"If the United States is to cease being part of the problem, we must stop fueling strife in Central America." These concluding words in your recent series on peace in Central America ("If Peace Breaks Out," Op-Ed Page, Oct. 26-Nov. 1) must be heeded. Thus far the only solution the U.S. government has offered for Central America's problems is militarization, which undermines diplomatic efforts working toward negotiated peace and ignores the true root problems--the economic and political injustices suffered by a majority of Central Americans.
Until the American public demands that it stop, our Congress will continue to send hundreds of millions of U.S. tax dollars in the form of military and police training and bombs and bullets to Central America.

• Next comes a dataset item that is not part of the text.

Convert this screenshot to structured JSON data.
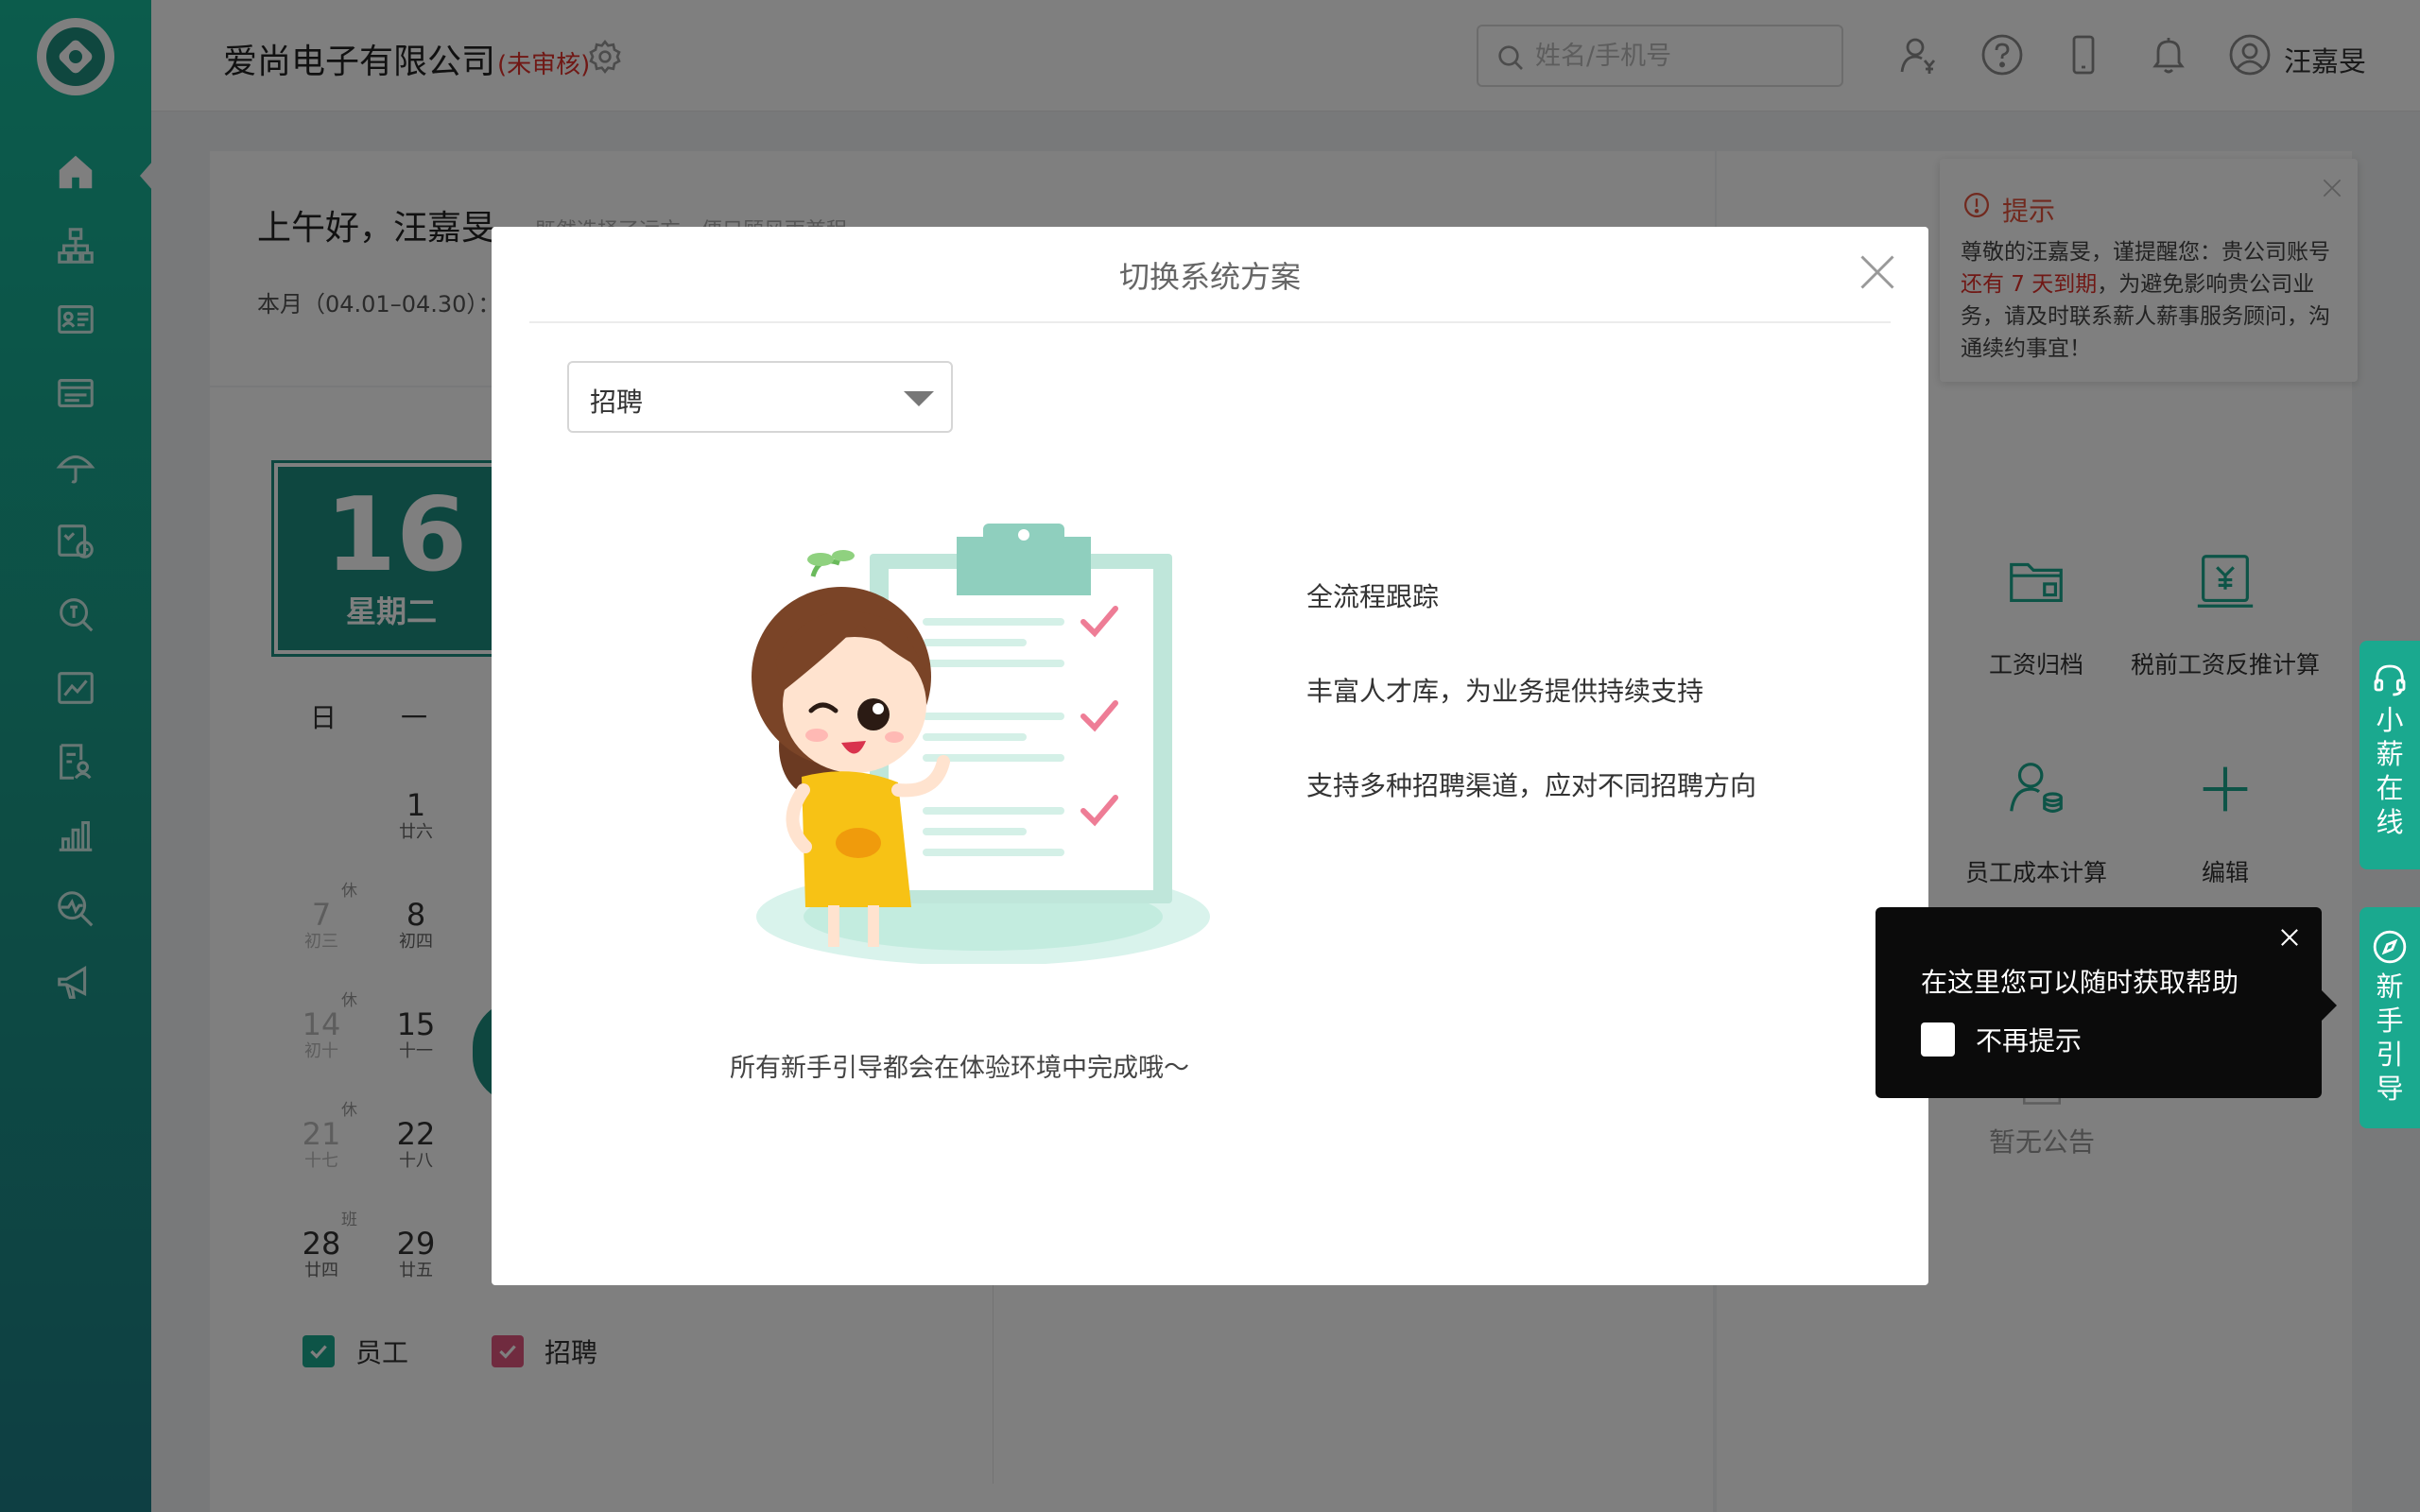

America is now reaping that which it has sewn. Latest figures show that 20 million Americans do not get enough to eat every day and one in four Americans live in poverty at some time during the year (Physician's Task Force on Hunger in America, Harvard University, Nov., 1987).
Equally troubling and inextricably related are the political repercussions. Reagan's Central American policy has undercut the development of democratic societies in that region at the same time it has compromised democracy here at home as seen in the Contra hearings and the promotion of interests of the rich and the failure to acknowledge the needs of the middle class and poor. We must remind our leaders that the best method to transmit democracy is to model it.
MARY BRENT WEHRLI
Southern California Ecumenical Council